Everything came together last year. First I read Mark Twain's recently published autobiography. For the benefit of a few of you young'ns, Mark Twain, aka Samuel Clemens, was the first genuine celebrity author in America. He basically got rich the same way that David Sedaris does. By writing books that made people laugh and then going on lecture tours to support his writing habit.
When he got old and didn't have to go out on tour so much, he went to Europe and when he returned he visited his friends, agents and publishers in the book business in New York. One of his very good friends was former president Ulysees S. Grant, who wrote what is regarded as the best autobiography every written. Most of the book was dictated to a secretary while Grant was living in a beautiful greystone building near Central Park. Twain's autobiography explains how the book was written and why in his autobiography. Grant and Twain had invested with the wrong person and both lost a lot of money, although Grant lost everything. At the time, there was no pension provided for former presidents and so Grant, who was in poor health, determined that he had to establish a reliable income for his wife and children. That all worked out in the end. Twain goes into the gorey financial details in his book.
The gorey details were the reason Twain stipulated that his autobiography should not be published until 100 years after he died.
That made good sense, especially after I read his book. Mark Twain had very candid observations about a number people who are still famous today. Can you imagine how many people would have been offended if they outlived the author long enough to read the book? This is definitely a concern of mine. While I would like to write an interesting and amusing autobiography, I would rather not offend anybody or humiliate my children.

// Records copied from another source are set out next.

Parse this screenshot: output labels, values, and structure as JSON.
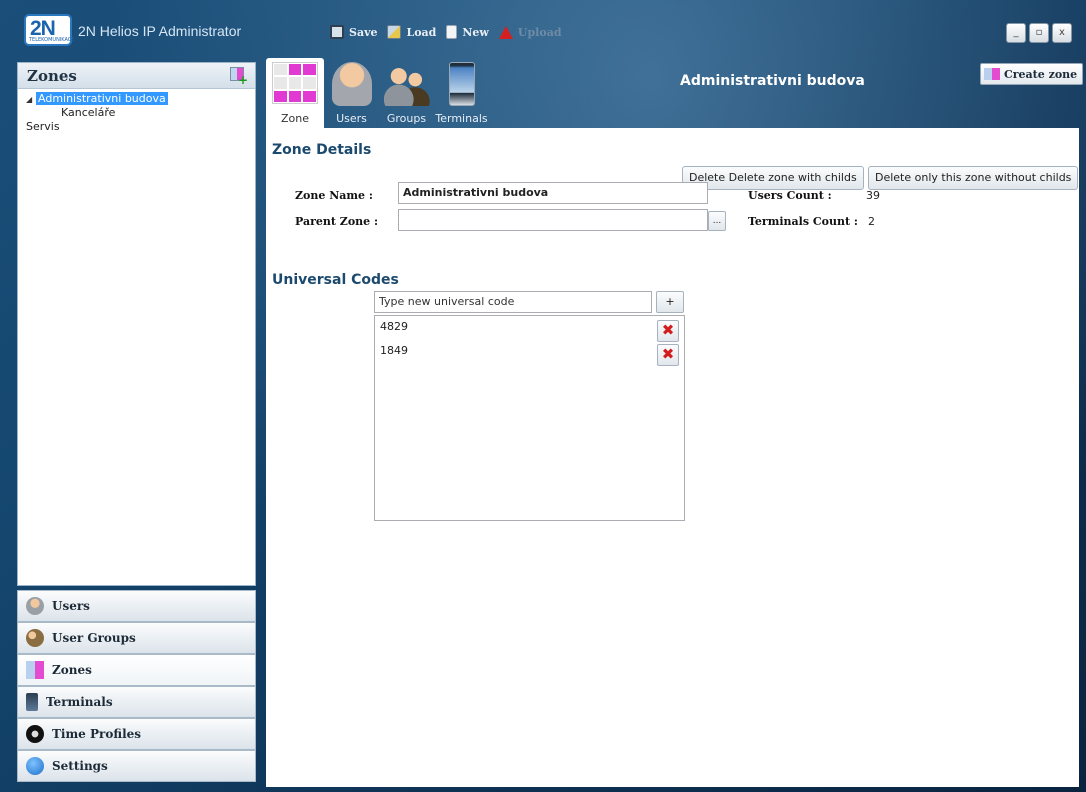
{
  "app": {
    "logo_text": "2N",
    "logo_subtext": "TELEKOMUNIKACE",
    "title": "2N Helios IP Administrator"
  },
  "toolbar": {
    "save_label": "Save",
    "load_label": "Load",
    "new_label": "New",
    "upload_label": "Upload"
  },
  "window_controls": {
    "minimize": "_",
    "maximize": "▫",
    "close": "x"
  },
  "zones_panel": {
    "title": "Zones",
    "tree": [
      {
        "label": "Administrativni budova",
        "level": 0,
        "selected": true,
        "expanded": true
      },
      {
        "label": "Kanceláře",
        "level": 1,
        "selected": false
      },
      {
        "label": "Servis",
        "level": -1,
        "selected": false
      }
    ]
  },
  "nav": {
    "items": [
      {
        "label": "Users",
        "icon": "user-icon"
      },
      {
        "label": "User Groups",
        "icon": "user-groups-icon"
      },
      {
        "label": "Zones",
        "icon": "zones-icon",
        "active": true
      },
      {
        "label": "Terminals",
        "icon": "terminal-icon"
      },
      {
        "label": "Time Profiles",
        "icon": "clock-icon"
      },
      {
        "label": "Settings",
        "icon": "info-icon"
      }
    ]
  },
  "tabs": [
    {
      "label": "Zone",
      "active": true
    },
    {
      "label": "Users"
    },
    {
      "label": "Groups"
    },
    {
      "label": "Terminals"
    }
  ],
  "header": {
    "zone_name": "Administrativni budova",
    "create_zone_label": "Create zone"
  },
  "zone_details": {
    "title": "Zone Details",
    "delete_with_childs_label": "Delete Delete zone with childs",
    "delete_only_label": "Delete only this zone without childs",
    "zone_name_label": "Zone Name :",
    "zone_name_value": "Administrativni budova",
    "parent_zone_label": "Parent Zone :",
    "parent_zone_value": "",
    "browse_label": "...",
    "users_count_label": "Users Count :",
    "users_count_value": "39",
    "terminals_count_label": "Terminals Count :",
    "terminals_count_value": "2"
  },
  "universal_codes": {
    "title": "Universal Codes",
    "input_placeholder": "Type new universal code",
    "add_label": "+",
    "codes": [
      "4829",
      "1849"
    ],
    "delete_glyph": "✖"
  }
}
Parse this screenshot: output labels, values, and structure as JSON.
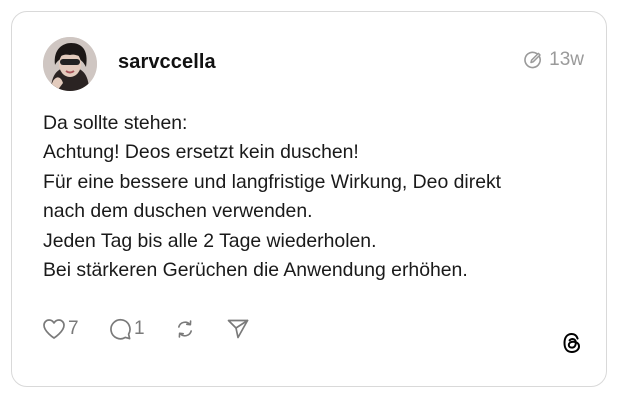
{
  "post": {
    "username": "sarvccella",
    "time_ago": "13w",
    "lines": [
      "Da sollte stehen:",
      "Achtung! Deos ersetzt kein duschen!",
      "Für eine bessere und langfristige Wirkung, Deo direkt",
      "nach dem duschen verwenden.",
      "Jeden Tag bis alle 2 Tage wiederholen.",
      "Bei stärkeren Gerüchen die Anwendung erhöhen."
    ],
    "like_count": "7",
    "reply_count": "1"
  },
  "icons": {
    "edited": "edited-pencil-circle-icon",
    "like": "heart-outline-icon",
    "reply": "speech-bubble-icon",
    "repost": "repost-arrows-icon",
    "share": "paper-plane-icon",
    "logo": "threads-logo-icon"
  },
  "colors": {
    "text": "#1a1a1a",
    "muted": "#9a9a9a",
    "action": "#7a7a7a",
    "border": "#d9d9d9"
  }
}
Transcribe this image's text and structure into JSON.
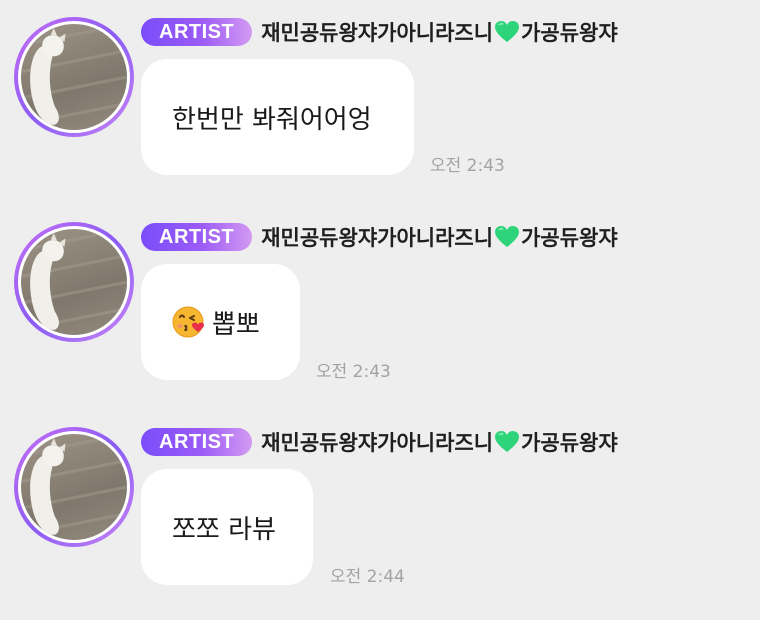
{
  "messages": [
    {
      "badge": "ARTIST",
      "sender_prefix": "재민공듀왕쟈가아니라즈니",
      "sender_heart": "green-heart-icon",
      "sender_suffix": "가공듀왕쟈",
      "text": "한번만 봐줘어어엉",
      "emoji": null,
      "time": "오전 2:43"
    },
    {
      "badge": "ARTIST",
      "sender_prefix": "재민공듀왕쟈가아니라즈니",
      "sender_heart": "green-heart-icon",
      "sender_suffix": "가공듀왕쟈",
      "text": "뽑뽀",
      "emoji": "kissing-face-blowing-heart-icon",
      "time": "오전 2:43"
    },
    {
      "badge": "ARTIST",
      "sender_prefix": "재민공듀왕쟈가아니라즈니",
      "sender_heart": "green-heart-icon",
      "sender_suffix": "가공듀왕쟈",
      "text": "쪼쪼 라뷰",
      "emoji": null,
      "time": "오전 2:44"
    }
  ],
  "colors": {
    "background": "#eeeeef",
    "badge_start": "#7a4dfa",
    "badge_end": "#d39af2",
    "avatar_ring": "#a860f5",
    "bubble": "#ffffff",
    "time_text": "#a3a3a3",
    "heart": "#2ed47a"
  }
}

Not that I would tell every story totally honestly, but I would at least try to tell my version of the truth to the best of my ability.
So publication in 100 years after my death sounds about right to me.
The second covergent factor in the decision to start writing an autobiography very slowly for the next 20-30 years, was made after I went on Ancestry.com. You can go on Ancestry.com for a short free-trial for free. I found out a bunch of relatives of my maternal grandmother had been on the web site and traced themselves back to the 1600s in Scotland or somewhere. This was probably common back then, but what used to happen in my family, was that the men would get married, have 7-8-9 children and the first wife would die of exhaustion. Then he would marry a younger woman and have 7-8-9 more children and she would die of exhaustion. And this would keep going until the man finally died in his 80s or 90s. Depressing for girls, right? Although, I sort of take the attitude that I'm very happy I was able to qualify for another job besides having babies.
I was amazed by a fascinating coincidence I noticed in my family tree ---- one of my relatives was born exactly 200 years before I was. He lived in North Carolina, which means he was just about the right age to be a rebel in the American Revolution and maybe he had done and seen a whole lot of even more interesting things in his life.
The sad part for me is that I'll probably never know for sure if he could even read or write. I really wish he would have left a book to be published 100 years after he died.
Then there was another converging factor: My grandson Teddy was born and will be learning to read very soon. He can already work an iPad-mini so there is no stopping him now. So I decided that I should write a book about my life and everything that happens including the Chicago Blackhawks winning the Stanley Cup, the power going out for three days last week, what it was like before we had computers, and what I remember about the day President Kennedy was killed. So, now everyday I try to write about what happened and I remember to give it some big picture context like, “Oh by the way, the Supreme Court decided today that the Affordable Healthcare Act was a tax and it's all right for the federal government to tell somebody like your Aunt Ida that if she doesn't get health insurance she won't get much of an income tax return.”
And then after I die, Teddy can read my autobiography on the condition that he keeps it to himself until I've been dead 100 years.
When I think about it, I may have already written about certain things that Teddy may not especially want to have out there. But even if Teddy doesn't mind, I don't want to embaress his parents anymore than I already have.
So that's my story about telling my story.
Your story is probably the most valuable inheritance you could leave any one of your descendants. People aren't sitting on Ancestry.com because they want to find out when their ancestors moved to Ohio, they want to find out the kind of people they were---ordinary farmers or poets? Or both? Were they happy? Did they hate the people who lived next door? Did anyone know how to play the piano?
That's the kind of stuff I want to know.